Raw data.
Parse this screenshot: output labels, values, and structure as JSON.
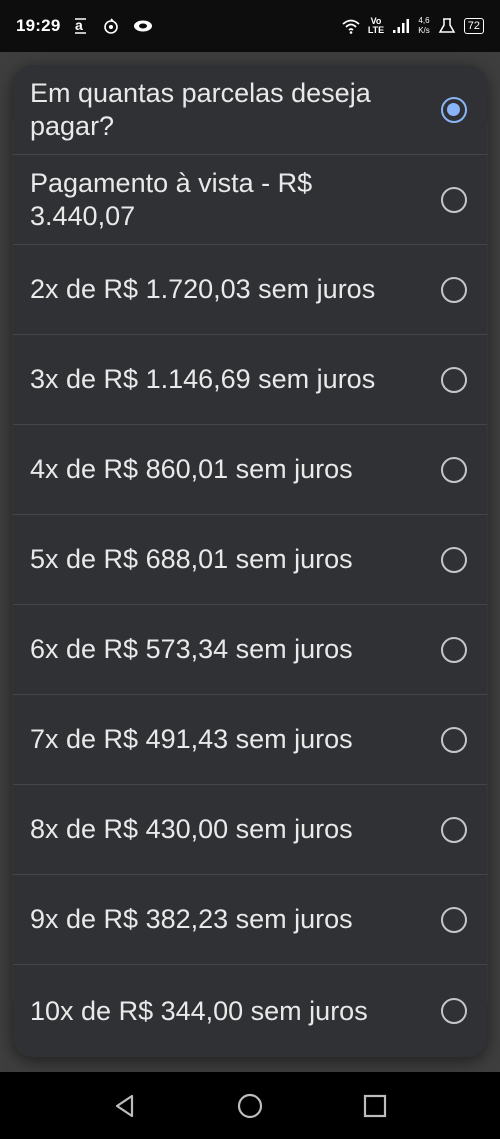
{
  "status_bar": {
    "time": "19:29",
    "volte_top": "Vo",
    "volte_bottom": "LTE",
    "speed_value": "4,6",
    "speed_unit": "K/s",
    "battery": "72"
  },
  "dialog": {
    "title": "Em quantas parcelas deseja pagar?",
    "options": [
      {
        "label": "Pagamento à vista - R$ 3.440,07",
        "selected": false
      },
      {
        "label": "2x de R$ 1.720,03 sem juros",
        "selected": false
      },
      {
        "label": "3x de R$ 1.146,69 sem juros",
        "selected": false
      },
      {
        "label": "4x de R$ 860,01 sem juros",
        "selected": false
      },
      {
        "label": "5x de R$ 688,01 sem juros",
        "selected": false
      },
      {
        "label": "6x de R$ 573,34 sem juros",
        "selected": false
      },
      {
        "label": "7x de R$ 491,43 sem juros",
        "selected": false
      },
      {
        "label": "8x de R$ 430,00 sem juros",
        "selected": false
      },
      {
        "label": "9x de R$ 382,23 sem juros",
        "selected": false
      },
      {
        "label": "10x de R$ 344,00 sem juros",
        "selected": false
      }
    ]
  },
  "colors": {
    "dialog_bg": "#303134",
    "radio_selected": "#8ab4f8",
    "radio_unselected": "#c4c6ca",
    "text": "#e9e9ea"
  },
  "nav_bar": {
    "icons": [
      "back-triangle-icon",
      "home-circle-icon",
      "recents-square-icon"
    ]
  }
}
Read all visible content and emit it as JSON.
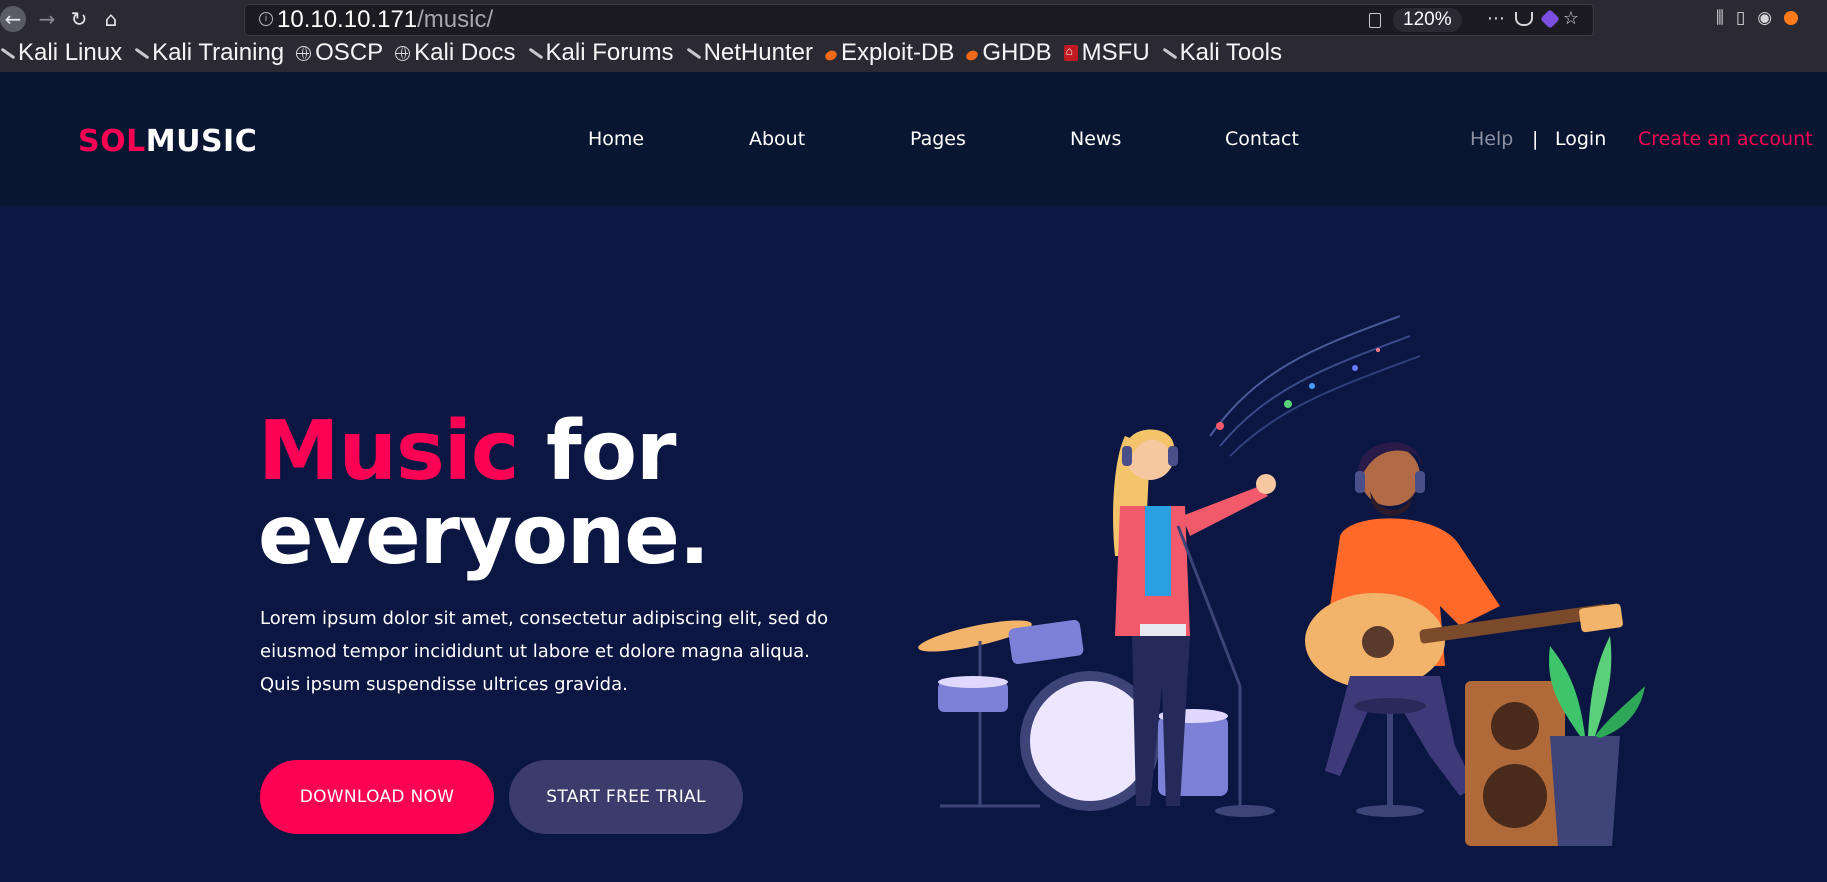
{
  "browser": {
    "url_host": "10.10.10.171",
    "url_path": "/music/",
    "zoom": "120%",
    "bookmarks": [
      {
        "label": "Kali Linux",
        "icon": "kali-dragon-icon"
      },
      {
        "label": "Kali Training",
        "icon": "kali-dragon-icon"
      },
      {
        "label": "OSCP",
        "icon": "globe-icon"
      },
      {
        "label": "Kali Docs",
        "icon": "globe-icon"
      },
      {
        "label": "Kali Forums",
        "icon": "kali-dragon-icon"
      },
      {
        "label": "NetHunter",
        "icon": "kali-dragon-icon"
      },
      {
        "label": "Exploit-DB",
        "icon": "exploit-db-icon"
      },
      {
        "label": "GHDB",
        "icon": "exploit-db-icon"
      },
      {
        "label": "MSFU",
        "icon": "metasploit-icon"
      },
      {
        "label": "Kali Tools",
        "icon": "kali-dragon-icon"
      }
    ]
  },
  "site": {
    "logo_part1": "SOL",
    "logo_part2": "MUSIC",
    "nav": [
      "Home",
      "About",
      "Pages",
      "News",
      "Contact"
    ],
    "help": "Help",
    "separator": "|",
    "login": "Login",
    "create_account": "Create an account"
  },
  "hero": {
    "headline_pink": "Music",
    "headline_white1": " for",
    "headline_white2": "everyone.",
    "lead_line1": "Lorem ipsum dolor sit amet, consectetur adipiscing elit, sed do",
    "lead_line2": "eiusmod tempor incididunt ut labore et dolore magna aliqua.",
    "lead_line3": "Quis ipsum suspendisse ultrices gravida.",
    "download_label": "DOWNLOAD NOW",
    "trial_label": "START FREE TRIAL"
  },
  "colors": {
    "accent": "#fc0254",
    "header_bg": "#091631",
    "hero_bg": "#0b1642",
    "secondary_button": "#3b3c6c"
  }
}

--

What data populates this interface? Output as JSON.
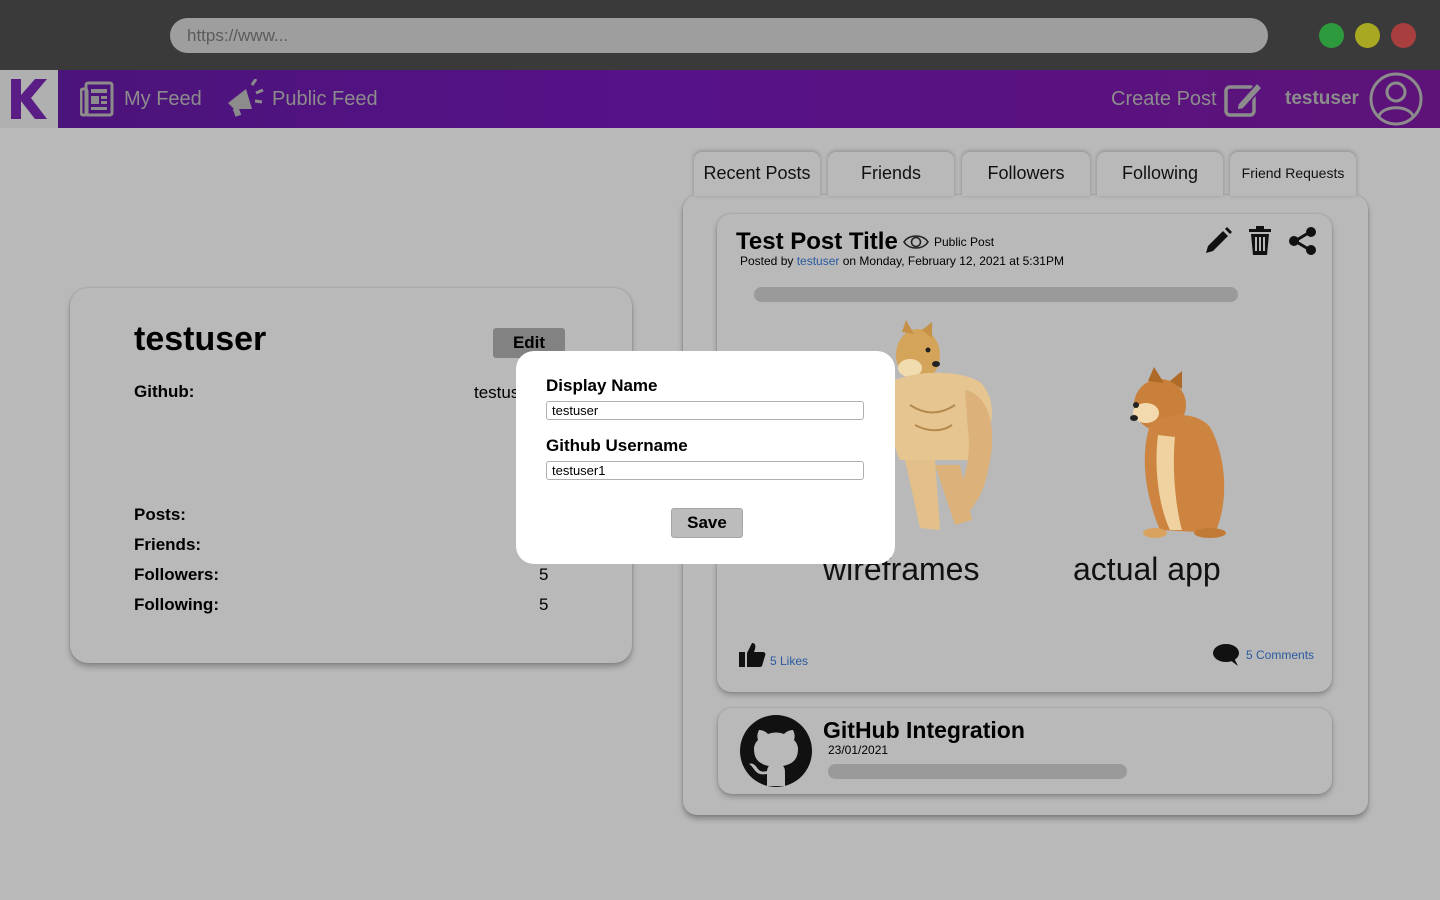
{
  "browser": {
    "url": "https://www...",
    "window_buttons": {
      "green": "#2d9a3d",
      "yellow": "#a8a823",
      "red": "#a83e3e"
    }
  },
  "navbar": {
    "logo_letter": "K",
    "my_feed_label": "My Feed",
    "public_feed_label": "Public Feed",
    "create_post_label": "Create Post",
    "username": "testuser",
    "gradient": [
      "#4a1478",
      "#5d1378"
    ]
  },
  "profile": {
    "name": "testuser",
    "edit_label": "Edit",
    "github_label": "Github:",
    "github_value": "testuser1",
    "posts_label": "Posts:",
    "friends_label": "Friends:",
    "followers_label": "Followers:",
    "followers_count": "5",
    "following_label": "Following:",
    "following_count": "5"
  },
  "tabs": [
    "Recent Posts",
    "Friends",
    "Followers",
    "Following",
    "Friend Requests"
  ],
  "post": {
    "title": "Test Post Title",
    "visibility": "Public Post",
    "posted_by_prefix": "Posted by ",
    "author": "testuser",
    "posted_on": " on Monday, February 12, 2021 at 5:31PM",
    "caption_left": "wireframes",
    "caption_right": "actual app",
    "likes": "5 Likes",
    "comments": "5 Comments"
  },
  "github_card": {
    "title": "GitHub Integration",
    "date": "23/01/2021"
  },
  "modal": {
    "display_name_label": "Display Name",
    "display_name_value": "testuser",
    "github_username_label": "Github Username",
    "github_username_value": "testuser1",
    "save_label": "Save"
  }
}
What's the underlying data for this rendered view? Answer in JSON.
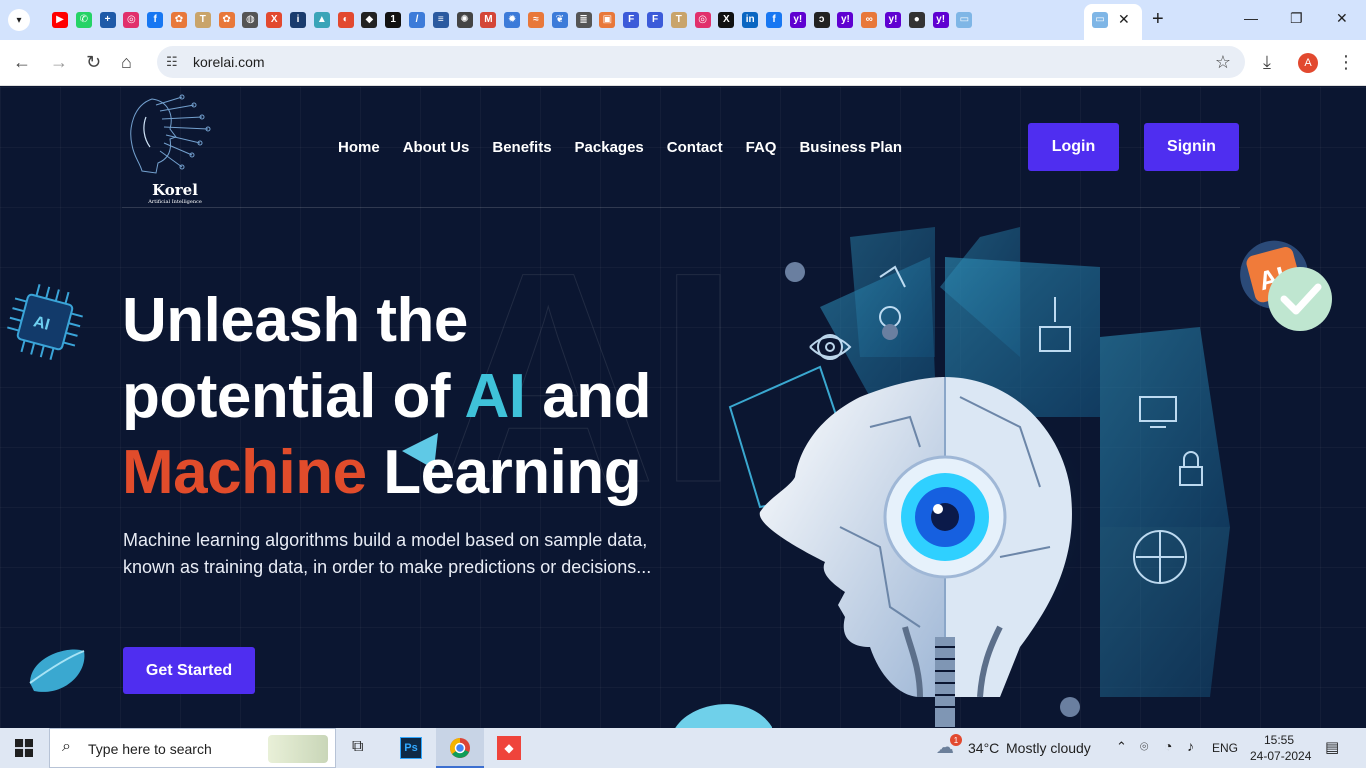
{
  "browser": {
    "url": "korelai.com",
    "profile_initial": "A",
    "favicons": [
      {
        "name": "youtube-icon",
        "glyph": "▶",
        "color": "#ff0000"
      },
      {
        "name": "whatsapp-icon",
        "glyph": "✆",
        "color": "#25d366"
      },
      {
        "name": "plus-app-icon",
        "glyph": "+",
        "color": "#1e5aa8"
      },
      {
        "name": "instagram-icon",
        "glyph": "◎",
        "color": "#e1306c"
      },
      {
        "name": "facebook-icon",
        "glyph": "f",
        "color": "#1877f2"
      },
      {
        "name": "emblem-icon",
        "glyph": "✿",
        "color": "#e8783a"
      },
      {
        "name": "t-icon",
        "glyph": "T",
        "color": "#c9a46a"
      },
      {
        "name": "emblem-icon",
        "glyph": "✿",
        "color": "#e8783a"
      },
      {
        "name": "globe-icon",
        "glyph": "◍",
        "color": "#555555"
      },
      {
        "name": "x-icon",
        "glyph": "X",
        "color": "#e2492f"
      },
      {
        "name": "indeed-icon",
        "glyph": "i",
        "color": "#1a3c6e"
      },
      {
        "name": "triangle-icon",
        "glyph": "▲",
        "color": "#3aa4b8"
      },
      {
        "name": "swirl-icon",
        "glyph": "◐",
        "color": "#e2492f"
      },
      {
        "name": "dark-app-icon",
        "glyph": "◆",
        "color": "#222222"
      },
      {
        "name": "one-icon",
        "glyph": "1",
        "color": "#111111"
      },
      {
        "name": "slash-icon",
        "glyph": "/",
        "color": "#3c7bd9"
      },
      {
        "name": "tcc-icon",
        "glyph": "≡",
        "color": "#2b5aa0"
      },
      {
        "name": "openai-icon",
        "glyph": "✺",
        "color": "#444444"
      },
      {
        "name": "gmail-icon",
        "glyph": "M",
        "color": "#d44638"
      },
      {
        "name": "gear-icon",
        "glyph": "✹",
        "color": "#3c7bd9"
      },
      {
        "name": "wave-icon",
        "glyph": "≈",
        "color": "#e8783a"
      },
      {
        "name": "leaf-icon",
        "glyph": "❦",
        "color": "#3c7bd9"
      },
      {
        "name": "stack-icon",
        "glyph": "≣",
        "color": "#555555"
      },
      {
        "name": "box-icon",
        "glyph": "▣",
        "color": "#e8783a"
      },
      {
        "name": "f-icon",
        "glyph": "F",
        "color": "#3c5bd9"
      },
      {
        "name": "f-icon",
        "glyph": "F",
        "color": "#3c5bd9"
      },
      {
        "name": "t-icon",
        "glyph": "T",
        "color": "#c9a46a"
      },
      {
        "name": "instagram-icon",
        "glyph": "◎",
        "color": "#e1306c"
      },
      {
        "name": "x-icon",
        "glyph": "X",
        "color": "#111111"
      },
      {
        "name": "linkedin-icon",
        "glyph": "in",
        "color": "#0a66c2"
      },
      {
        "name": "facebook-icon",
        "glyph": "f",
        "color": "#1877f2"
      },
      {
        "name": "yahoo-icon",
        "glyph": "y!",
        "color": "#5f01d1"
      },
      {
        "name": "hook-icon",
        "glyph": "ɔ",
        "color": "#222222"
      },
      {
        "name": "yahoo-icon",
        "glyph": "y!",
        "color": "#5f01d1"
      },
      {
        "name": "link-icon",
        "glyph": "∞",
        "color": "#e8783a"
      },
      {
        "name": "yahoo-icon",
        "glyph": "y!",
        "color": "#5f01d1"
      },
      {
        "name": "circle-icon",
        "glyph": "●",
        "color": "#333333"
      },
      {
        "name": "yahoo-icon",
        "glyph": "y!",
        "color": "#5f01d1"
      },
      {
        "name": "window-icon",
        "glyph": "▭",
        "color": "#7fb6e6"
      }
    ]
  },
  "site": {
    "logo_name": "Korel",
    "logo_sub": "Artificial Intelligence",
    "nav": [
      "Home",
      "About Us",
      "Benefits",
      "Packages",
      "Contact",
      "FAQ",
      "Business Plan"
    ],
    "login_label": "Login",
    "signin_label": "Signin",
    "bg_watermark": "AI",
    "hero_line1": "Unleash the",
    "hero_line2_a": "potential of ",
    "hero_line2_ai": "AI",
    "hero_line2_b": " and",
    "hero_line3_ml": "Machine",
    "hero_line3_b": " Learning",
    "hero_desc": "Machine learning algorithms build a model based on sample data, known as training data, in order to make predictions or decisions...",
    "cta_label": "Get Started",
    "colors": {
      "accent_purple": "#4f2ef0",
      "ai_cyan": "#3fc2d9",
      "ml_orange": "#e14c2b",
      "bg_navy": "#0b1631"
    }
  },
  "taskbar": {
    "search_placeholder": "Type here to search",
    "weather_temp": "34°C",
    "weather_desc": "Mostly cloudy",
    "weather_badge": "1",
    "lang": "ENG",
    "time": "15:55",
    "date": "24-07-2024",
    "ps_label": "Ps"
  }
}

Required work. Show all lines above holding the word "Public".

Answer for the task.
    "public_feed_label": "Public Feed",
    "visibility": "Public Post",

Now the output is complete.